  • giving a reasonable opportunity to look at a document, or listen to or view a recording
  • giving a copy of a document
  • giving a summary of the information
  • providing a transcript
  • giving the information orally


Almost everyone who holds personal information is an 'agency' under the Privacy Act.

An agency can be a public sector body like:

  • a government department; or
  • a Minister of the Crown.

Or it can be a private sector body like:

  • a company;
  • a business;
  • a club; or
  • a charity or other non-profit body.

Even an individual person is an agency (but see section 56 for further details about when an individual person might not be liable for privacy breaches).

However, the Act specifically excludes some people and organisations from being agencies. This means they are not governed by the privacy principles.

Section 2 of the Act (under 'agency') sets out the complete list of exclusions. For example, these are not agencies under the Act:

  • an MP (acting in his or her capacity as an MP);
  • a court or tribunal (as regards its judicial activities);
  • the news media (as regards their news activities); or
  • the Ombudsmen.

Other privacy rules may cover what these people and organisations can do. See here for information on other privacy rules, and for some useful links.


To collect information, the agency must, in some way, ask to get it.

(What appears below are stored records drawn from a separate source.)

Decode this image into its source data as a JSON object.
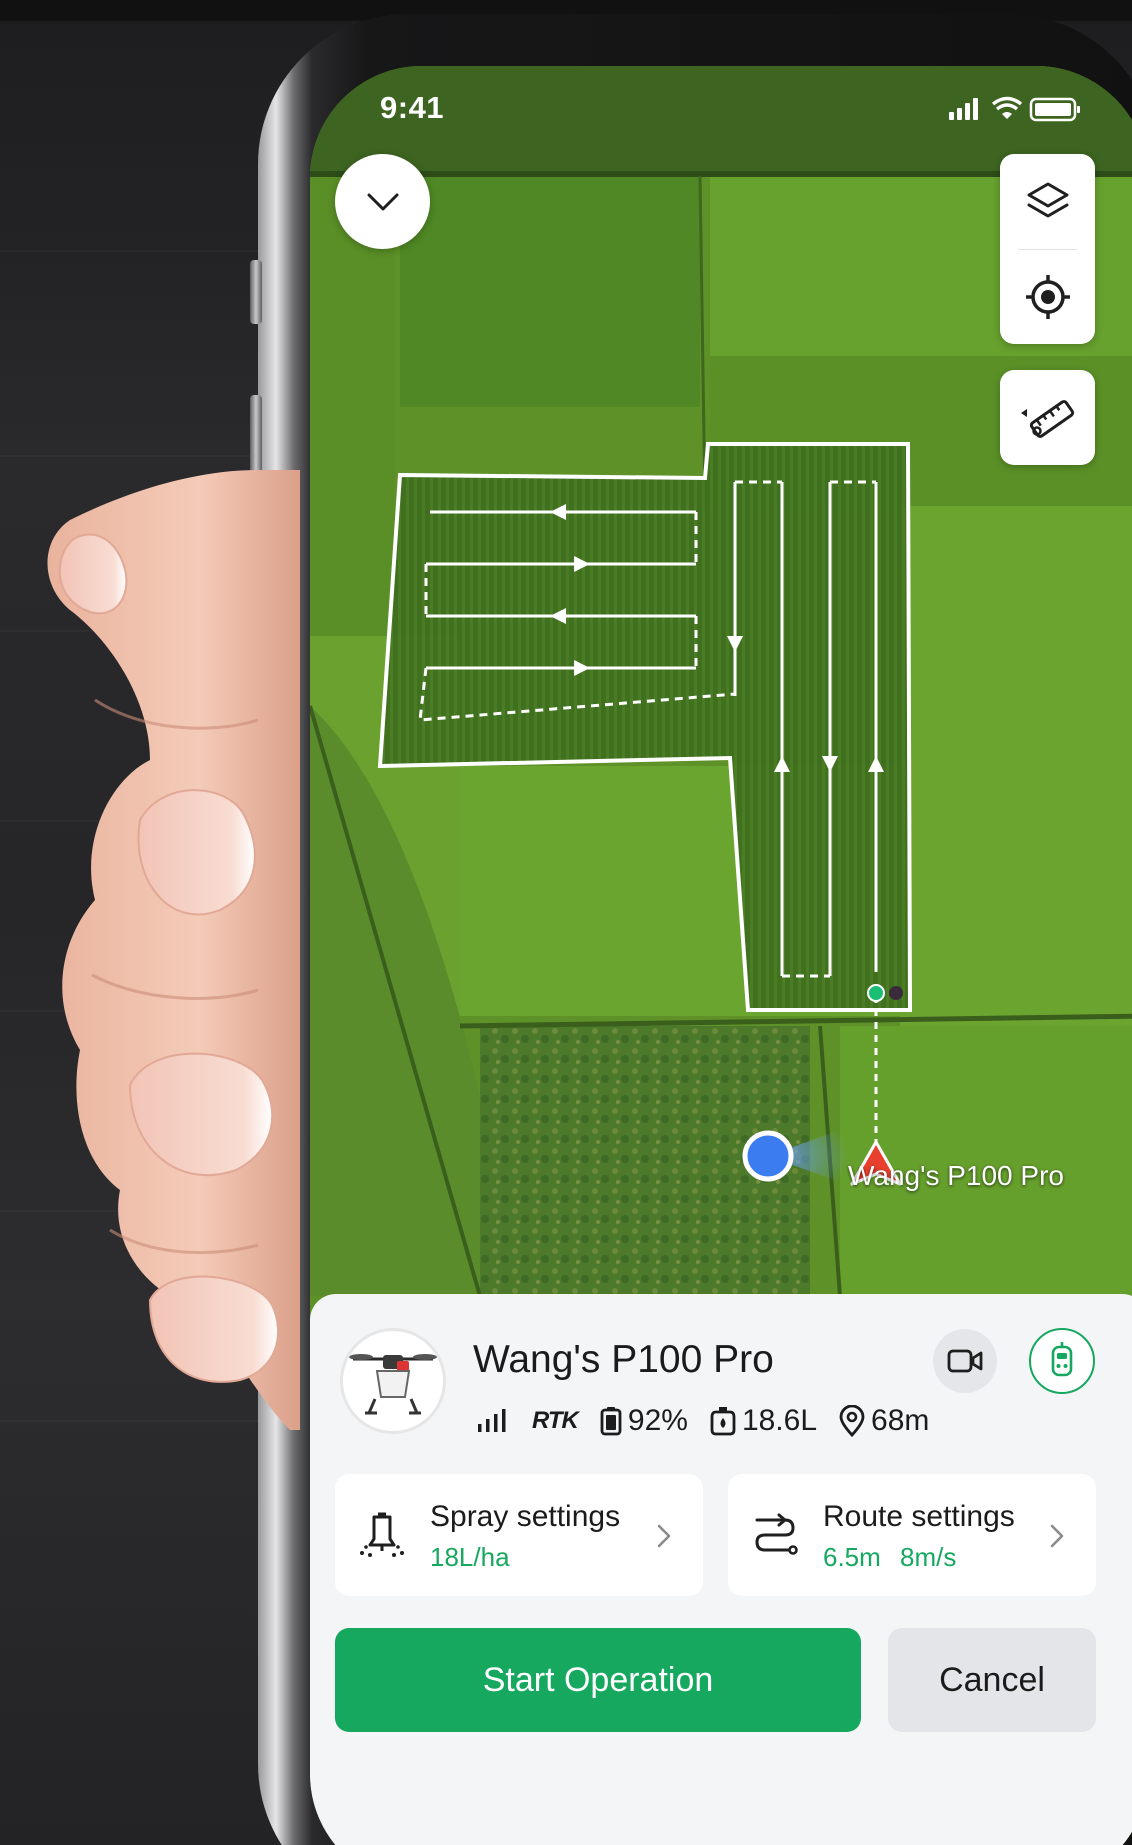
{
  "status_bar": {
    "time": "9:41",
    "icons": [
      "cellular-signal-icon",
      "wifi-icon",
      "battery-icon"
    ]
  },
  "map": {
    "controls": {
      "collapse_icon": "chevron-down-icon",
      "layers_icon": "layers-icon",
      "locate_icon": "locate-target-icon",
      "measure_icon": "ruler-icon"
    },
    "drone_label": "Wang's P100 Pro",
    "colors": {
      "route": "#ffffff",
      "drone_marker": "#e8402e",
      "user_marker": "#3b7df0",
      "start_point": "#1bbf74"
    }
  },
  "device": {
    "name": "Wang's P100 Pro",
    "signal_icon": "signal-bars-icon",
    "rtk_label": "RTK",
    "battery": "92%",
    "tank": "18.6L",
    "distance": "68m",
    "camera_icon": "video-camera-icon",
    "remote_icon": "remote-controller-icon"
  },
  "settings": {
    "spray": {
      "title": "Spray settings",
      "value": "18L/ha",
      "icon": "spray-nozzle-icon"
    },
    "route": {
      "title": "Route settings",
      "value1": "6.5m",
      "value2": "8m/s",
      "icon": "route-icon"
    }
  },
  "actions": {
    "start": "Start Operation",
    "cancel": "Cancel"
  },
  "theme": {
    "accent": "#17a860",
    "sheet_bg": "#f4f5f7"
  }
}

This includes setting up equipment to record anything that happens in an area.

It is not a "collection" if the agency is just given information that it did not ask for.

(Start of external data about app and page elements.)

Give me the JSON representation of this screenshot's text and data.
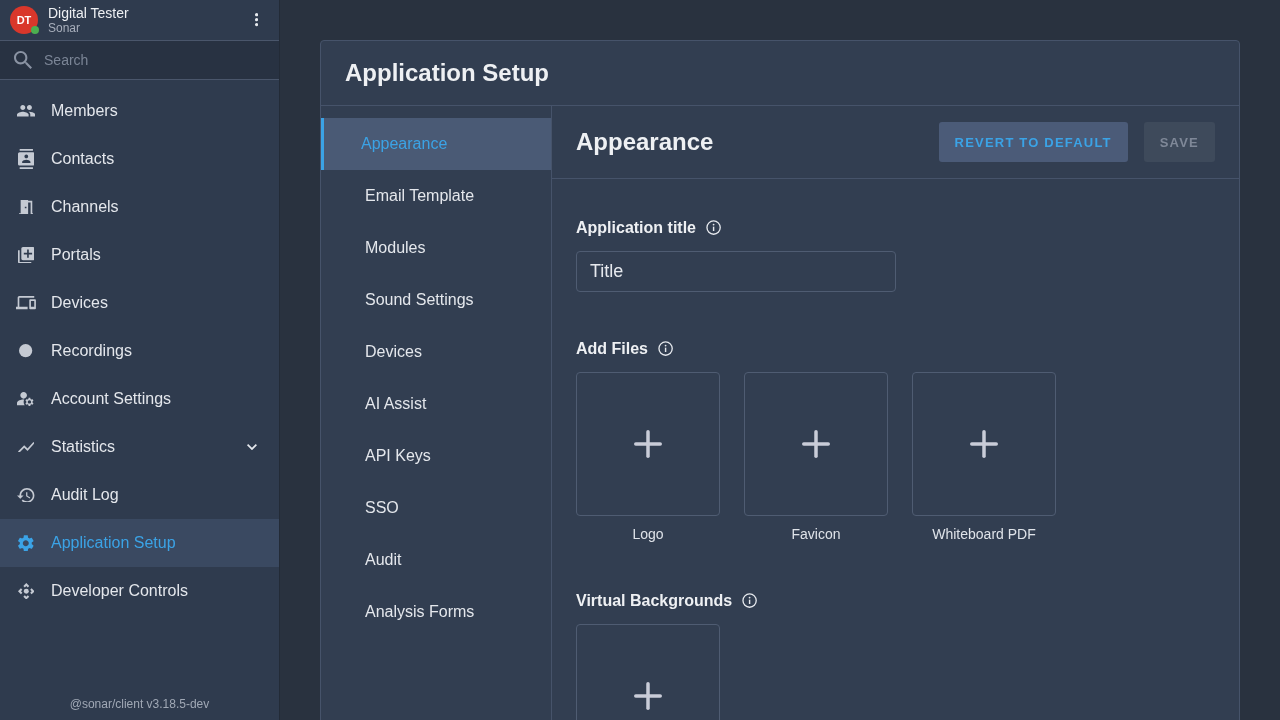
{
  "user": {
    "initials": "DT",
    "name": "Digital Tester",
    "org": "Sonar",
    "online": true
  },
  "search": {
    "placeholder": "Search"
  },
  "sidebar": {
    "items": [
      {
        "label": "Members",
        "kind": "link",
        "selected": false
      },
      {
        "label": "Contacts",
        "kind": "link",
        "selected": false
      },
      {
        "label": "Channels",
        "kind": "link",
        "selected": false
      },
      {
        "label": "Portals",
        "kind": "link",
        "selected": false
      },
      {
        "label": "Devices",
        "kind": "link",
        "selected": false
      },
      {
        "label": "Recordings",
        "kind": "link",
        "selected": false
      },
      {
        "label": "Account Settings",
        "kind": "link",
        "selected": false
      },
      {
        "label": "Statistics",
        "kind": "group",
        "selected": false,
        "expanded": false
      },
      {
        "label": "Audit Log",
        "kind": "link",
        "selected": false
      },
      {
        "label": "Application Setup",
        "kind": "link",
        "selected": true
      },
      {
        "label": "Developer Controls",
        "kind": "link",
        "selected": false
      }
    ],
    "footer": "@sonar/client v3.18.5-dev"
  },
  "page": {
    "title": "Application Setup"
  },
  "tabs": [
    {
      "label": "Appearance",
      "selected": true
    },
    {
      "label": "Email Template",
      "selected": false
    },
    {
      "label": "Modules",
      "selected": false
    },
    {
      "label": "Sound Settings",
      "selected": false
    },
    {
      "label": "Devices",
      "selected": false
    },
    {
      "label": "AI Assist",
      "selected": false
    },
    {
      "label": "API Keys",
      "selected": false
    },
    {
      "label": "SSO",
      "selected": false
    },
    {
      "label": "Audit",
      "selected": false
    },
    {
      "label": "Analysis Forms",
      "selected": false
    }
  ],
  "panel": {
    "title": "Appearance",
    "buttons": [
      {
        "label": "REVERT TO DEFAULT",
        "disabled": false
      },
      {
        "label": "SAVE",
        "disabled": true
      }
    ],
    "sections": [
      {
        "kind": "text",
        "title": "Application title",
        "value": "Title"
      },
      {
        "kind": "files",
        "title": "Add Files",
        "tiles": [
          {
            "kind": "add",
            "label": "Logo"
          },
          {
            "kind": "add",
            "label": "Favicon"
          },
          {
            "kind": "add",
            "label": "Whiteboard PDF"
          }
        ]
      },
      {
        "kind": "files",
        "title": "Virtual Backgrounds",
        "tiles": [
          {
            "kind": "add"
          }
        ]
      }
    ]
  }
}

An agency that holds personal information shall, if requested by the individual concerned, take such steps (if any) to correct that information. The information held should be accurate, up to date, complete, and not misleading. (See principle 7).


Information is disclosed when it passes to a person who did not know it before.

A disclosure does not have to be deliberate.

'Information matching programmes'

(Also known as data matching programmes)
Information matching / data matching programmes

Systems for bulk comparison of personal information.

Information matching programmes can be conducted manually or electronically. They are designed to produce or verify information that can then be used to take adverse action against an individual.

'Interference with privacy'

For there to be an interference with privacy, two things are needed:

1. A breach

  • of a privacy principle
  • or a rule of a Code of Practice
  • or an information matching rule


2. harm (or likely harm) resulting from that breach.

Harm can be things like:

  • not having the personal information requested (as long as the agency was wrong to refuse access)
  • financial loss
  • loss of a benefit
  • adverse effect on interests
  • significant humiliation, significant injury to feelings (the word "significant" is important - there must be a high level of humiliation etc)


A real risk that something may happen, supported by evidence.

Importantly, the risk does not have to be 'more likely than not' to eventuate. It just needs to be a distinct or significant possibility.

See for instance Commissioner of Police v Ombudsmen [1998] 1 NZLR 385; M v Ministry of Health CRT [1997] 12; Nicholl v Chief Executive of Work and Income (6 June 2003) High Court, Rotorua, AP 255/01, Hansen J.

'Personal information'

Information about a living human being.

The information needs to identify that person, or be capable of identifying that person.

So, for example, personal information is not

  • information about a company
  • information about a deceased person
  • statistical information that is not capable of identifying anyone
  • photographs, tape recording etc that are not capable of identifying anyone

'Publicly available information'

Information contained in

  • a book
  • magazine
  • newspaper
  • website
  • public register
  • any other type of publication that is available (or will be available) to members of the public generally